In addition to these tangible costs, there are also the intangible costs, the vast amounts of emotional energy required, the disappointments, and occasionally the failures, which diligent pilots will tend to take very hard. And, needless to say, the inherent risks too.
Thankfully the benefit or gain side of the equation is also immense. The benefits of sport flying are often deeply personal and comprise some simple things such as the wonderful sensation of controlling an aircraft in three dimensions, the breathtaking views, and the freedom to go where you want.
There are also more complex benefits such the sense of achievement, the self-knowledge and confidence that results from overcoming a demanding situation in the air. Or the self-discipline that is required for flying which often permeates all aspects of one’s life. And of course, the friendships that are forged.
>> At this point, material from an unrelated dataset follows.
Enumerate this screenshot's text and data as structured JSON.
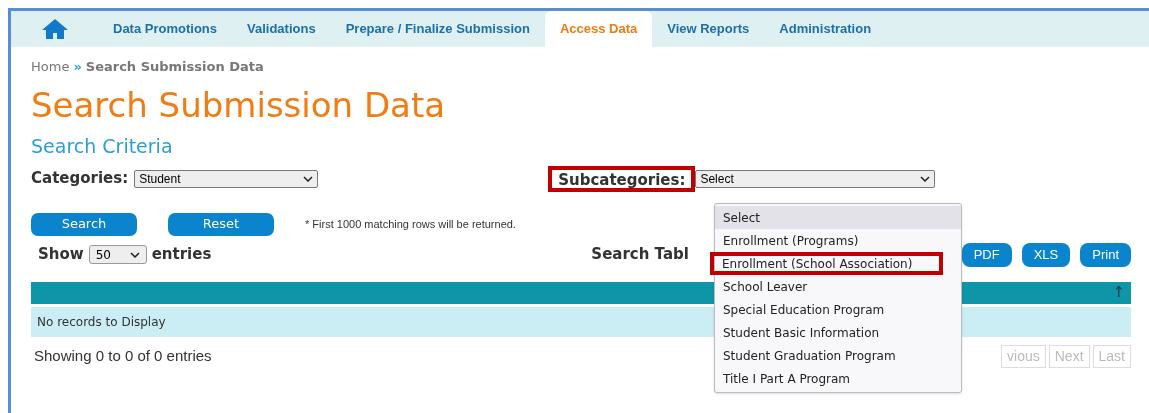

There are also some less wholesome benefits. How does the old joke go – “when you walk into a room how can you tell who the pilots are? Well, it doesn’t matter, because they will soon come and tell you!” If one is to be totally honest there is still too much pride and ego that can come with flying. The “image” of being a pilot motivates some people, but this can also become destructive and even delusionary.
Yet, even with all these benefits, pilots can after some time become desensitized and unappreciative of the great privilege of flight, and if this happens the costs won’t fade but the perceived benefits do, and the balance is then tipped, and as a result pilots may decide to quit.
To avoid such desensitizing boredom setting in, private pilots will often set themselves new challenges (night rating, tail dragger ratings, instrument ratings, etc.) and some may choose to enter the competitive arena (precision flying, aerobatics), which introduces a new realm of excitement, but like most things, the more one gains, the more one must invest, and so both sides of the scale get much heavier.
But all told is it always worth it?
I have known quite a few very passionate flyers who after years of dedicated flying suddenly decided to stop flying completely. Sometimes it’s because of an unpleasant incident, but most often its financial, sometimes due to health; but every now and then it is the result of a very calm and rationale choice that made with no drama, where one simply concludes that they have had a good run-in aviation and it is now time to hang one’s wings ….no regrets, no fuss.
The cost / benefit trade-off of sport flying cannot be objectively quantified. Sure, one can calculate the cost side of the equation (time, money, hassle) very accurately, but can you really quantify all the positives of flying?
What price would you put on flying home in a breathtaking cloudscape sunset, an experience that can totally reenergize you after a hard week at work. Try quantifying the value of that first light take-off from a bush strip on a camping flyaway? Or flying on a very dark and still night, sitting in an aluminum box a few thousand feet above the ground watching the stars above, and the lights on the ground slip by. Or seeing the expression on a person’s face the first time they take to the air with you.
Recreation is just that “re – creating” yourself, gaining a fresh outlook on the world, reviving your spirit – and you can’t put a price on that.
With the emergence of new technologies, airplanes are becoming safer, with lower operating costs and less hassle. New licenses such as sport pilot ratings are making it easier to fly. These will help reduce the cost side of the equation.
And on the benefit side of the equation? – if you fly for the right reasons, not for glory or ego, then balance is likely to stay in your favour.
I think the future of sport flying is very bright.